At the start of the study, subjects with coronary artery disease (CABG on-pump, CABG off-pump, and nonsurgical) had overall lower performance than the heart-healthy group in several cognitive domains. But by three months, all groups had improved, which McKhann says was most likely due to familiarization with the testing procedures. Between three and 12 months, there were minimal changes in individual subjects for all groups, and no consistent differences between the CABG and off-pump patients were observed.

"These results offer no evidence that the cognitive test performance of on-pump CABG patients differed from that of off-pump control groups with coronary artery disease over a one-year period," McKhann said.

Eric Vohr | EurekAlert!
Further information:
http://www.jhmi.edu

More articles from Health and Medicine:

nachricht Purdue cancer identity technology makes it easier to find a tumor's 'address'
16.11.2018 | Purdue University

nachricht Microgel powder fights infection and helps wounds heal
14.11.2018 | Michigan Technological University

All articles from Health and Medicine >>>

The most recent press releases about innovation >>>

Die letzten 5 Focus-News des innovations-reports im Überblick:

Im Focus: UNH scientists help provide first-ever views of elusive energy explosion

Researchers at the University of New Hampshire have captured a difficult-to-view singular event involving "magnetic reconnection"--the process by which sparse particles and energy around Earth collide producing a quick but mighty explosion--in the Earth's magnetotail, the magnetic environment that trails behind the planet.

Magnetic reconnection has remained a bit of a mystery to scientists. They know it exists and have documented the effects that the energy explosions can...

Im Focus: A Chip with Blood Vessels

Biochips have been developed at TU Wien (Vienna), on which tissue can be produced and examined. This allows supplying the tissue with different substances in a very controlled way.

Cultivating human cells in the Petri dish is not a big challenge today. Producing artificial tissue, however, permeated by fine blood vessels, is a much more...

Im Focus: A Leap Into Quantum Technology
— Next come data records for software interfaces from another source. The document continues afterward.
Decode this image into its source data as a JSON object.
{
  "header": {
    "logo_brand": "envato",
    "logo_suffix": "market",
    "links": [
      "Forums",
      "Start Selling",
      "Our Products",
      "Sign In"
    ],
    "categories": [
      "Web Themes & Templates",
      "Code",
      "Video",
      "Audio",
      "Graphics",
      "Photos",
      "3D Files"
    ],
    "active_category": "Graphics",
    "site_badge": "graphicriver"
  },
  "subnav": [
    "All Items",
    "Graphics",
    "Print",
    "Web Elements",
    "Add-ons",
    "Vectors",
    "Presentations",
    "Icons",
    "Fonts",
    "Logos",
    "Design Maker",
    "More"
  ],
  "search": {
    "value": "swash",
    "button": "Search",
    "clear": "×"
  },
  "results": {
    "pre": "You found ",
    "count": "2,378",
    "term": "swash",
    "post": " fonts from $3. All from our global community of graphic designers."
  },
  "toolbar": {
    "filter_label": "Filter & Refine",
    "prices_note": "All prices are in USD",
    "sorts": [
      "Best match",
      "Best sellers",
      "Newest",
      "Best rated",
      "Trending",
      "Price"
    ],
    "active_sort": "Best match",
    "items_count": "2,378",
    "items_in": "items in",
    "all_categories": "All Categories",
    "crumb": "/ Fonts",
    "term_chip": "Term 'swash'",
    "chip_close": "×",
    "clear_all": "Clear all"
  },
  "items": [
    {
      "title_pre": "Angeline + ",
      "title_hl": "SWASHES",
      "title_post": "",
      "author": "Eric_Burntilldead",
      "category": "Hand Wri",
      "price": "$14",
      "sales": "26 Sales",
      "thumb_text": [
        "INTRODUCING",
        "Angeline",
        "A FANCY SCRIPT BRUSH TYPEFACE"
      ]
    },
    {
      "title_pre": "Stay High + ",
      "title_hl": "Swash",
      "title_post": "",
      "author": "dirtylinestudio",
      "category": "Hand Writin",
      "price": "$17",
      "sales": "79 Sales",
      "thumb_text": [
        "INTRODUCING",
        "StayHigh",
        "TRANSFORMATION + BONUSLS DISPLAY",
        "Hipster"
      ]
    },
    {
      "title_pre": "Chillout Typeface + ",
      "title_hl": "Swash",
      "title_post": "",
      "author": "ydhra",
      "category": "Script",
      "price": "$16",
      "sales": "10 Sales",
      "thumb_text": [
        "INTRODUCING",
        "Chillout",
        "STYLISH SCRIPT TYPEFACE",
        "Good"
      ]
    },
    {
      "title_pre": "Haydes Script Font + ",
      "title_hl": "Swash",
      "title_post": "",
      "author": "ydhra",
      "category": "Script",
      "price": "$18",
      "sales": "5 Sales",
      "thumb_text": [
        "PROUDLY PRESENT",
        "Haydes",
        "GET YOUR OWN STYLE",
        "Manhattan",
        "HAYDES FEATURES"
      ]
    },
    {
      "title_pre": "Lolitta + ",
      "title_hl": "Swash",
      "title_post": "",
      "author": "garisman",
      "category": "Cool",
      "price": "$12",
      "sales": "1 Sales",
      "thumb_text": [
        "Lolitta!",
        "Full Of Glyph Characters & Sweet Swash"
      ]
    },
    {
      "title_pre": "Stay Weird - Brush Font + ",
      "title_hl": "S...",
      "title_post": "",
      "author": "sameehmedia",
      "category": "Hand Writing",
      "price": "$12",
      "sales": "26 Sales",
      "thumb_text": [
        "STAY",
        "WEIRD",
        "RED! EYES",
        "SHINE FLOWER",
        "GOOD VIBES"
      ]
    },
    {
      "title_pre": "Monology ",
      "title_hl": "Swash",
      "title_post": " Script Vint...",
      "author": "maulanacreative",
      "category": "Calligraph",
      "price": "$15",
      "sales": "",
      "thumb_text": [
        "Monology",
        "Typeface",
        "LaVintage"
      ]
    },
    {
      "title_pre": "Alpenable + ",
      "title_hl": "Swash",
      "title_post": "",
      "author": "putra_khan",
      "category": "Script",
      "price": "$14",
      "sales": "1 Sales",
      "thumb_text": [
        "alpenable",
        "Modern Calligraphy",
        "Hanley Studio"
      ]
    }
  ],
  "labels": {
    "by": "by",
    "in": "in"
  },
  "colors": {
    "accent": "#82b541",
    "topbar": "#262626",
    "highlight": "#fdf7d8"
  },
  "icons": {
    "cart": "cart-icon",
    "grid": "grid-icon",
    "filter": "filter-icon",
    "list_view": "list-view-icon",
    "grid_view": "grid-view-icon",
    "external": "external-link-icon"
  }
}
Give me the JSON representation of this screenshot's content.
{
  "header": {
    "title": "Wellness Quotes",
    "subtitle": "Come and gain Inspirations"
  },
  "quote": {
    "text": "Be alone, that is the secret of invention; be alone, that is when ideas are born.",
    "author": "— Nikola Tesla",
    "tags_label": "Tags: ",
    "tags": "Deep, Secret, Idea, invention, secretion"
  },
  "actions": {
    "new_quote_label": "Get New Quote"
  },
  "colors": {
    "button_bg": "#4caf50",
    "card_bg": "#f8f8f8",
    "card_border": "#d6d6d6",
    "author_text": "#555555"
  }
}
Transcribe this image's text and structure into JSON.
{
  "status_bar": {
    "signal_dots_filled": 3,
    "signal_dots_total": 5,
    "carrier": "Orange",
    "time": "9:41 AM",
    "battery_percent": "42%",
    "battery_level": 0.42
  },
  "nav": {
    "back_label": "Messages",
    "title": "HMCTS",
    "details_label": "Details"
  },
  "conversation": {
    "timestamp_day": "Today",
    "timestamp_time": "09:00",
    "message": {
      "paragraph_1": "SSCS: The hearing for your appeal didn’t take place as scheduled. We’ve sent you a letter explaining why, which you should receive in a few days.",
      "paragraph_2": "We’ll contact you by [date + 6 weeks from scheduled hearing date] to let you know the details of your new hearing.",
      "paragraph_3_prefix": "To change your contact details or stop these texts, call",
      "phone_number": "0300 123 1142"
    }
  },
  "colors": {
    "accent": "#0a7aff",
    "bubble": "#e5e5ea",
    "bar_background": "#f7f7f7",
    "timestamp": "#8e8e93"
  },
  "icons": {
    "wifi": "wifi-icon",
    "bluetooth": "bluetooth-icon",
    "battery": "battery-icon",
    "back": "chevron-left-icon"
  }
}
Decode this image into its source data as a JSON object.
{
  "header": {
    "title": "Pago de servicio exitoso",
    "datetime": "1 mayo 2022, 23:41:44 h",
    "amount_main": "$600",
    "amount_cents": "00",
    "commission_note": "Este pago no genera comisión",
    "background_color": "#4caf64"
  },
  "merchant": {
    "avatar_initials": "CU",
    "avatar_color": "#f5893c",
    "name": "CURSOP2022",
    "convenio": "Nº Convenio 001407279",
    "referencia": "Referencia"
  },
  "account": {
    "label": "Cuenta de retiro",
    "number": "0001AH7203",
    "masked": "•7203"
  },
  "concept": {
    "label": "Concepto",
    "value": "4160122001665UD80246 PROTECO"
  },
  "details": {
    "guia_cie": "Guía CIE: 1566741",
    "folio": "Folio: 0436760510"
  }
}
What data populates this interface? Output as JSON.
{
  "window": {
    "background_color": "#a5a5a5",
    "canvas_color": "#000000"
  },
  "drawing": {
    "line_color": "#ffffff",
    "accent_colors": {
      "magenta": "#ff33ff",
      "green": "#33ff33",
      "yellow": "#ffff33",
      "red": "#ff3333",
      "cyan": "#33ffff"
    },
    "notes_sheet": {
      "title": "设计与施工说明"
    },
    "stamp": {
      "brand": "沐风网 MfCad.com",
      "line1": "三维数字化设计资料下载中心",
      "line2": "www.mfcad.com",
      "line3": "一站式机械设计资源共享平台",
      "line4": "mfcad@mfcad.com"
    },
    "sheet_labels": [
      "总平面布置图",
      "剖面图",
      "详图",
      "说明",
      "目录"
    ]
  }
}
Faster and secure data communication: This is the goal of a new joint project involving physicists from the University of Würzburg. The German Federal Ministry of Education and Research funds the project with 14.8 million euro.

In our digital world data security and secure communication are becoming more and more important. Quantum communication is a promising approach to achieve...

Im Focus: Research icebreaker Polarstern begins the Antarctic season

What does it look like below the ice shelf of the calved massive iceberg A68?

On Saturday, 10 November 2018, the research icebreaker Polarstern will leave its homeport of Bremerhaven, bound for Cape Town, South Africa.

Im Focus: Penn engineers develop ultrathin, ultralight 'nanocardboard'

When choosing materials to make something, trade-offs need to be made between a host of properties, such as thickness, stiffness and weight. Depending on the application in question, finding just the right balance is the difference between success and failure

Now, a team of Penn Engineers has demonstrated a new material they call "nanocardboard," an ultrathin equivalent of corrugated paper cardboard. A square...

All Focus news of the innovation-report >>>

Anzeige

Anzeige

VideoLinks
Industry & Economy
Event News

“3rd Conference on Laser Polishing – LaP 2018” Attracts International Experts and Users

09.11.2018 | Event News

On the brain’s ability to find the right direction

06.11.2018 | Event News

European Space Talks: Weltraumschrott – eine Gefahr für die Gesellschaft?

23.10.2018 | Event News

 
Latest News

Purdue cancer identity technology makes it easier to find a tumor's 'address'

16.11.2018 | Health and Medicine

Good preparation is half the digestion

16.11.2018 | Life Sciences

Microscope measures muscle weakness

16.11.2018 | Life Sciences

VideoLinks
Science & Research
Overview of more VideoLinks >>>